Robert Hickmott assesses the upcoming meeting at Flemington as the defining day of the spring for his stable stars Schabau and Django Freeman as they both need to win to catapult their way into spring features.
From past experience, Hickmott knows how important it is to win on Turnbull Stakes day as he has had great success at this meeting previously.
Twice when he was in charge of Lloyd Williams’ team at Mount Macedon he prepared horses for victories on the corresponding program and they later won the Melbourne Cup.
They were Green Moon, who took out the 2012 Turnbull Stakes, and Almandin who won the 2016 The Bart Cummings.
He also trained Mourayan (2011) and Tanby (2012) to success in The Bart Cummings and claimed the 2012 Turnbull Stakes with Zipping.
For his pair of stayers this Saturday it is doubly important as they need to win to get into their spring targets.
Schabau will run in The Bart Cummings over 2500 metres and he needs a victory to get into the Melbourne Cup as he is number 72 in the qualifying order.
The winner of The Bart Cummings earns automatic entry into the Cup.
Django Freeman will run in the Turnbull Stakes over 2000 metres and he also needs to win to force his way into the Caulfield Cup, where he is also number 72 in the qualifying order.
Hickmott said the former German stayers were both revelling in the cold weather at Mount Macedon where it snowed on Friday.
“They’ll have their last gallop at Bendigo early this week but they’re both ready to go,” Hickmott said.
Django Freeman has had three Australian starts this year for three placings.
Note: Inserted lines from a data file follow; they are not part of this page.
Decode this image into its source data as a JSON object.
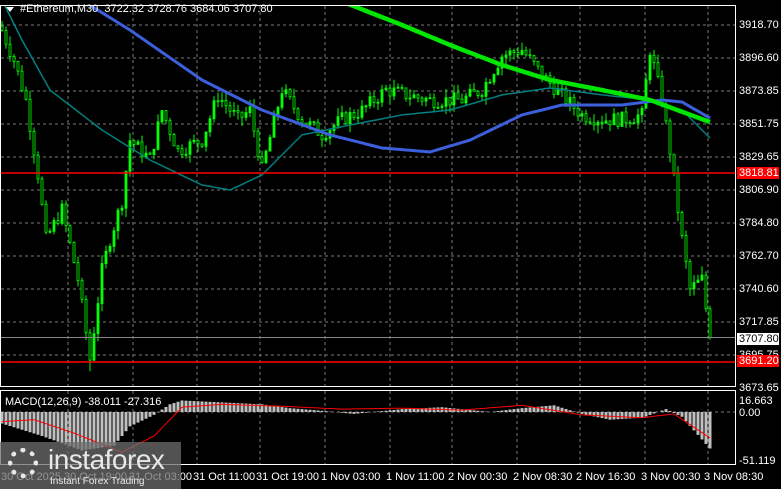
{
  "header": {
    "symbol": "#Ethereum,M30",
    "ohlc": "3722.32 3728.76 3684.06 3707.80"
  },
  "colors": {
    "candle": "#00ff00",
    "ma_fast": "#008080",
    "ma_mid": "#3c5fdc",
    "ma_slow": "#00e600",
    "level": "#ff0000",
    "macd_hist": "#c0c0c0",
    "macd_signal": "#ff0000"
  },
  "price_scale": [
    "3918.70",
    "3896.60",
    "3873.85",
    "3851.75",
    "3829.65",
    "3806.90",
    "3784.80",
    "3762.70",
    "3740.60",
    "3717.85",
    "3695.75",
    "3673.65"
  ],
  "levels": {
    "upper": "3818.81",
    "lower": "3691.20",
    "current": "3707.80"
  },
  "macd": {
    "label": "MACD(12,26,9) -38.011 -27.316",
    "scale": [
      "16.663",
      "0.00",
      "-51.119"
    ]
  },
  "time_axis": [
    "30 Oct 2025",
    "30 Oct 19:00",
    "31 Oct 03:00",
    "31 Oct 11:00",
    "31 Oct 19:00",
    "1 Nov 03:00",
    "1 Nov 11:00",
    "2 Nov 00:30",
    "2 Nov 08:30",
    "2 Nov 16:30",
    "3 Nov 00:30",
    "3 Nov 08:30"
  ],
  "watermark": {
    "brand": "instaforex",
    "tagline": "Instant Forex Trading"
  },
  "chart_data": {
    "type": "candlestick",
    "title": "#Ethereum,M30",
    "bars": 178,
    "ylim": [
      3673.65,
      3918.7
    ],
    "close_keypoints": [
      [
        0,
        3915
      ],
      [
        3,
        3895
      ],
      [
        6,
        3868
      ],
      [
        9,
        3818
      ],
      [
        11,
        3774
      ],
      [
        15,
        3794
      ],
      [
        19,
        3747
      ],
      [
        22,
        3693
      ],
      [
        25,
        3753
      ],
      [
        27,
        3774
      ],
      [
        30,
        3800
      ],
      [
        32,
        3841
      ],
      [
        37,
        3828
      ],
      [
        40,
        3861
      ],
      [
        44,
        3834
      ],
      [
        50,
        3841
      ],
      [
        54,
        3871
      ],
      [
        59,
        3855
      ],
      [
        62,
        3861
      ],
      [
        65,
        3821
      ],
      [
        70,
        3875
      ],
      [
        75,
        3855
      ],
      [
        80,
        3845
      ],
      [
        85,
        3855
      ],
      [
        90,
        3861
      ],
      [
        96,
        3875
      ],
      [
        102,
        3871
      ],
      [
        107,
        3868
      ],
      [
        115,
        3868
      ],
      [
        120,
        3875
      ],
      [
        125,
        3898
      ],
      [
        130,
        3902
      ],
      [
        135,
        3885
      ],
      [
        140,
        3871
      ],
      [
        145,
        3858
      ],
      [
        150,
        3855
      ],
      [
        155,
        3855
      ],
      [
        160,
        3858
      ],
      [
        162,
        3902
      ],
      [
        165,
        3868
      ],
      [
        167,
        3834
      ],
      [
        170,
        3774
      ],
      [
        172,
        3740
      ],
      [
        175,
        3747
      ],
      [
        177,
        3707.8
      ]
    ],
    "ma_fast": [
      [
        0,
        3935.6
      ],
      [
        5,
        3908.6
      ],
      [
        12,
        3874.8
      ],
      [
        25,
        3847.8
      ],
      [
        37,
        3827.6
      ],
      [
        50,
        3810.7
      ],
      [
        57,
        3807.3
      ],
      [
        65,
        3817.5
      ],
      [
        75,
        3844.5
      ],
      [
        87,
        3851.2
      ],
      [
        100,
        3858
      ],
      [
        112,
        3861.3
      ],
      [
        125,
        3871.5
      ],
      [
        137,
        3876.2
      ],
      [
        150,
        3871.5
      ],
      [
        162,
        3868.1
      ],
      [
        170,
        3861.3
      ],
      [
        177,
        3842.4
      ]
    ],
    "ma_mid": [
      [
        22,
        3932
      ],
      [
        32,
        3915.3
      ],
      [
        50,
        3881.6
      ],
      [
        65,
        3861.3
      ],
      [
        82,
        3844.5
      ],
      [
        95,
        3835.7
      ],
      [
        107,
        3833
      ],
      [
        117,
        3841
      ],
      [
        130,
        3858
      ],
      [
        140,
        3864.7
      ],
      [
        155,
        3864.7
      ],
      [
        165,
        3868.1
      ],
      [
        170,
        3866.7
      ],
      [
        177,
        3855.9
      ]
    ],
    "ma_slow": [
      [
        86,
        3933.5
      ],
      [
        100,
        3918.7
      ],
      [
        112,
        3905.2
      ],
      [
        125,
        3891.7
      ],
      [
        137,
        3881.6
      ],
      [
        150,
        3874.8
      ],
      [
        162,
        3868.1
      ],
      [
        177,
        3853.2
      ]
    ],
    "macd_hist": [
      [
        0,
        -12
      ],
      [
        10,
        -25
      ],
      [
        20,
        -40
      ],
      [
        28,
        -35
      ],
      [
        32,
        -15
      ],
      [
        38,
        -3
      ],
      [
        42,
        8
      ],
      [
        45,
        12
      ],
      [
        55,
        10
      ],
      [
        65,
        8
      ],
      [
        72,
        4
      ],
      [
        78,
        2
      ],
      [
        88,
        -2
      ],
      [
        100,
        3
      ],
      [
        110,
        5
      ],
      [
        122,
        0
      ],
      [
        130,
        4
      ],
      [
        138,
        7
      ],
      [
        145,
        -2
      ],
      [
        152,
        -8
      ],
      [
        160,
        -6
      ],
      [
        166,
        3
      ],
      [
        170,
        -5
      ],
      [
        177,
        -38
      ]
    ],
    "macd_signal": [
      [
        0,
        -10
      ],
      [
        8,
        -8
      ],
      [
        18,
        -22
      ],
      [
        30,
        -42
      ],
      [
        38,
        -25
      ],
      [
        45,
        5
      ],
      [
        55,
        8
      ],
      [
        70,
        6
      ],
      [
        85,
        3
      ],
      [
        100,
        4
      ],
      [
        115,
        2
      ],
      [
        130,
        7
      ],
      [
        145,
        -3
      ],
      [
        160,
        -6
      ],
      [
        168,
        -2
      ],
      [
        177,
        -27
      ]
    ],
    "macd_ylim": [
      -51.119,
      16.663
    ]
  }
}
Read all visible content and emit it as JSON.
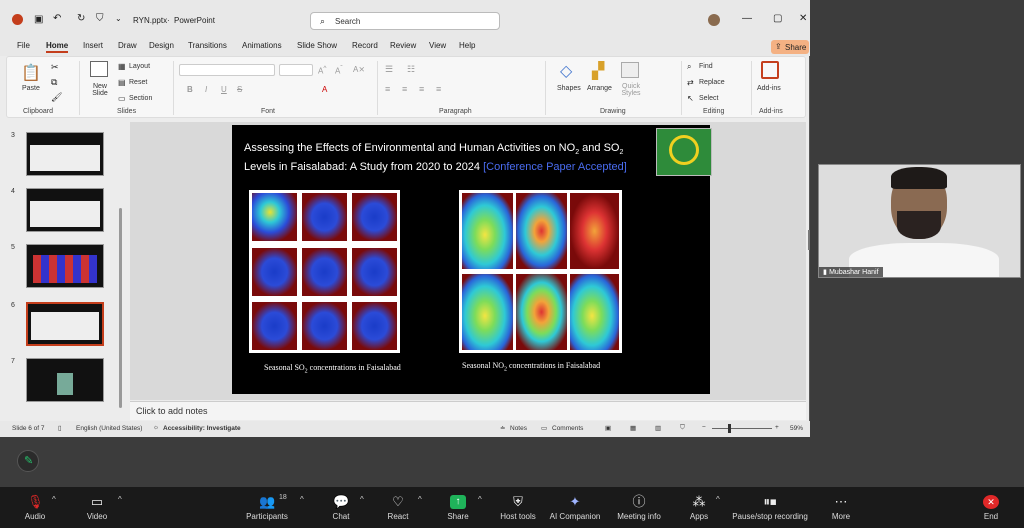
{
  "titlebar": {
    "file_name": "RYN.pptx",
    "separator": "·",
    "app_name": "PowerPoint",
    "search_placeholder": "Search"
  },
  "tabs": [
    "File",
    "Home",
    "Insert",
    "Draw",
    "Design",
    "Transitions",
    "Animations",
    "Slide Show",
    "Record",
    "Review",
    "View",
    "Help"
  ],
  "share_label": "Share",
  "ribbon": {
    "paste": "Paste",
    "clipboard": "Clipboard",
    "new_slide": "New Slide",
    "layout": "Layout",
    "reset": "Reset",
    "section": "Section",
    "slides": "Slides",
    "font": "Font",
    "paragraph": "Paragraph",
    "shapes": "Shapes",
    "arrange": "Arrange",
    "quick_styles": "Quick Styles",
    "drawing": "Drawing",
    "find": "Find",
    "replace": "Replace",
    "select": "Select",
    "editing": "Editing",
    "addins": "Add-ins",
    "addins_group": "Add-ins"
  },
  "thumbnails": [
    "3",
    "4",
    "5",
    "6",
    "7"
  ],
  "slide": {
    "title_line1": "Assessing the Effects of Environmental and Human Activities on NO",
    "sub2a": "2",
    "and": " and",
    "so": "SO",
    "sub2b": "2",
    "title_line2": " Levels in Faisalabad: A Study from 2020 to 2024 ",
    "accepted": "[Conference Paper Accepted]",
    "left_caption": "Seasonal SO",
    "left_caption_sub": "2",
    "left_caption_end": " concentrations in Faisalabad",
    "right_caption": "Seasonal NO",
    "right_caption_sub": "2",
    "right_caption_end": " concentrations in Faisalabad"
  },
  "notes_placeholder": "Click to add notes",
  "status": {
    "slide_of": "Slide 6 of 7",
    "language": "English (United States)",
    "accessibility": "Accessibility: Investigate",
    "notes": "Notes",
    "comments": "Comments",
    "zoom": "59%"
  },
  "participant_name": "Mubashar Hanif",
  "zoom_toolbar": {
    "audio": "Audio",
    "video": "Video",
    "participants": "Participants",
    "participants_count": "18",
    "chat": "Chat",
    "react": "React",
    "share": "Share",
    "host_tools": "Host tools",
    "ai_companion": "AI Companion",
    "meeting_info": "Meeting info",
    "apps": "Apps",
    "pause_stop": "Pause/stop recording",
    "more": "More",
    "end": "End"
  },
  "colors": {
    "accent": "#c43e1c",
    "share_green": "#1fb35a",
    "end_red": "#e02828",
    "zoom_bg": "#1a1a1a"
  }
}
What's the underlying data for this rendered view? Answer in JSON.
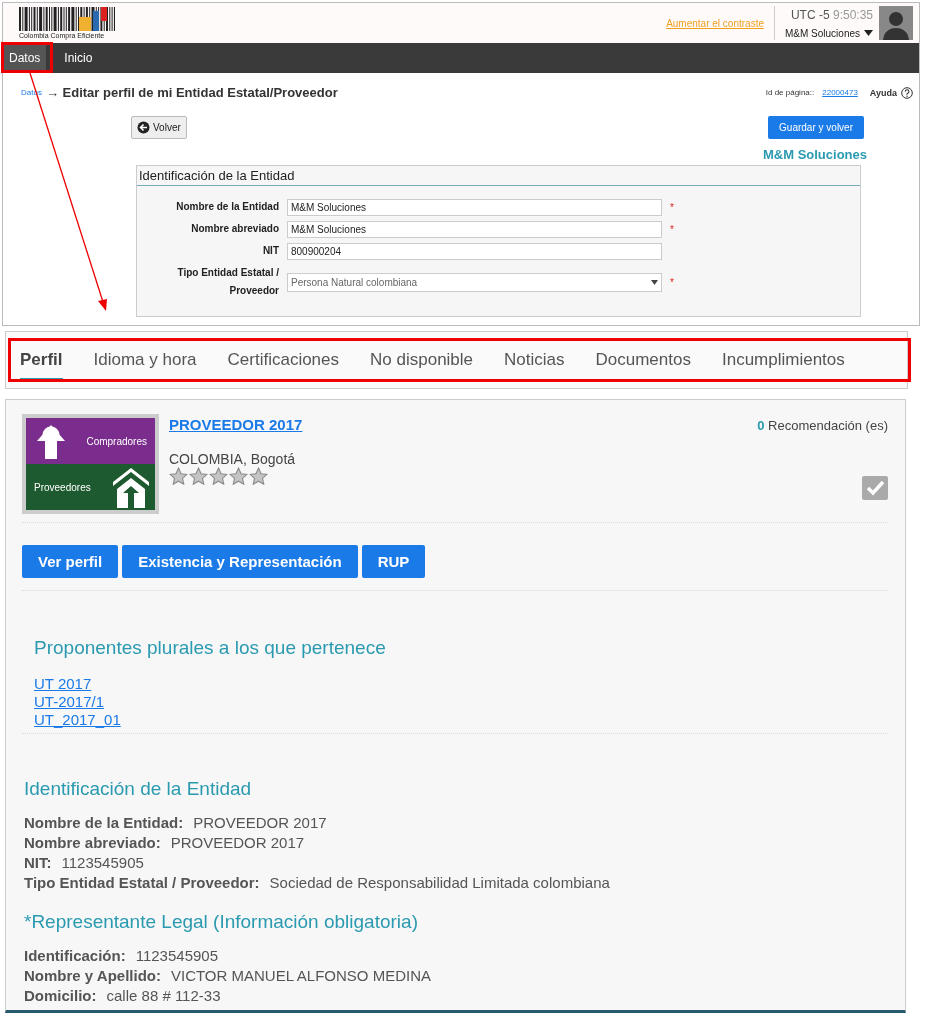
{
  "header": {
    "logo_caption": "Colombia Compra Eficiente",
    "contrast_link": "Aumentar el contraste",
    "timezone": "UTC -5",
    "time": "9:50:35",
    "user": "M&M Soluciones"
  },
  "menu": [
    {
      "label": "Datos",
      "selected": true
    },
    {
      "label": "Inicio",
      "selected": false
    }
  ],
  "breadcrumb": {
    "link": "Datos",
    "title": "→ Editar perfil de mi Entidad Estatal/Proveedor",
    "page_id_label": "Id de página::",
    "page_id": "22000473",
    "help": "Ayuda"
  },
  "back_button": "Volver",
  "save_button": "Guardar y volver",
  "entity_name": "M&M Soluciones",
  "form": {
    "title": "Identificación de la Entidad",
    "fields": [
      {
        "label": "Nombre de la Entidad",
        "value": "M&M Soluciones",
        "kind": "text",
        "required_mark": "*"
      },
      {
        "label": "Nombre abreviado",
        "value": "M&M Soluciones",
        "kind": "text",
        "required_mark": "*"
      },
      {
        "label": "NIT",
        "value": "800900204",
        "kind": "text"
      },
      {
        "label": "Tipo Entidad Estatal / Proveedor",
        "value": "Persona Natural colombiana",
        "kind": "select",
        "required_mark": "*"
      }
    ]
  },
  "tabs": [
    {
      "label": "Perfil",
      "selected": true
    },
    {
      "label": "Idioma y hora",
      "selected": false
    },
    {
      "label": "Certificaciones",
      "selected": false
    },
    {
      "label": "No disponible",
      "selected": false
    },
    {
      "label": "Noticias",
      "selected": false
    },
    {
      "label": "Documentos",
      "selected": false
    },
    {
      "label": "Incumplimientos",
      "selected": false
    }
  ],
  "profile": {
    "name": "PROVEEDOR 2017",
    "location": "COLOMBIA, Bogotá",
    "stars": 0,
    "recommendations_count": "0",
    "recommendations_label": "Recomendación (es)",
    "logo": {
      "top": "Compradores",
      "bottom": "Proveedores"
    },
    "buttons": [
      "Ver perfil",
      "Existencia y Representación",
      "RUP"
    ],
    "plural_title": "Proponentes plurales a los que pertenece",
    "plural_links": [
      "UT 2017",
      "UT-2017/1",
      "UT_2017_01"
    ],
    "sections": [
      {
        "title": "Identificación de la Entidad",
        "rows": [
          {
            "label": "Nombre de la Entidad:",
            "value": "PROVEEDOR 2017"
          },
          {
            "label": "Nombre abreviado:",
            "value": "PROVEEDOR 2017"
          },
          {
            "label": "NIT:",
            "value": "1123545905"
          },
          {
            "label": "Tipo Entidad Estatal / Proveedor:",
            "value": "Sociedad de Responsabilidad Limitada colombiana"
          }
        ]
      },
      {
        "title": "*Representante Legal (Información obligatoria)",
        "rows": [
          {
            "label": "Identificación:",
            "value": "1123545905"
          },
          {
            "label": "Nombre y Apellido:",
            "value": "VICTOR MANUEL ALFONSO MEDINA"
          },
          {
            "label": "Domicilio:",
            "value": "calle 88 # 112-33"
          }
        ]
      }
    ]
  }
}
At his most recent he finished second to The Chosen One over 1700 metres at Flemington.
“He’ll strip a lot fitter. He’s lost ten kilos since his last run and he’s got good muscle definition,” Hickmott said.
“This is a nice race and he’ll get in with a nice weight of 54-1/2 kilos and he’s got Luke Nolen on. There’s a lot of positives but the query is whether he is up to this class.”
Schabau finished third at Flemington at his last start over 2500 metres behind Lord Belvedere.
“He was vulnerable late but he battled away quite well,” Hickmott said.
“He had a good blow after the race. Maybe he was a bit fresh and lacked a bit of fitness which was a bit of trainer and jockey error.”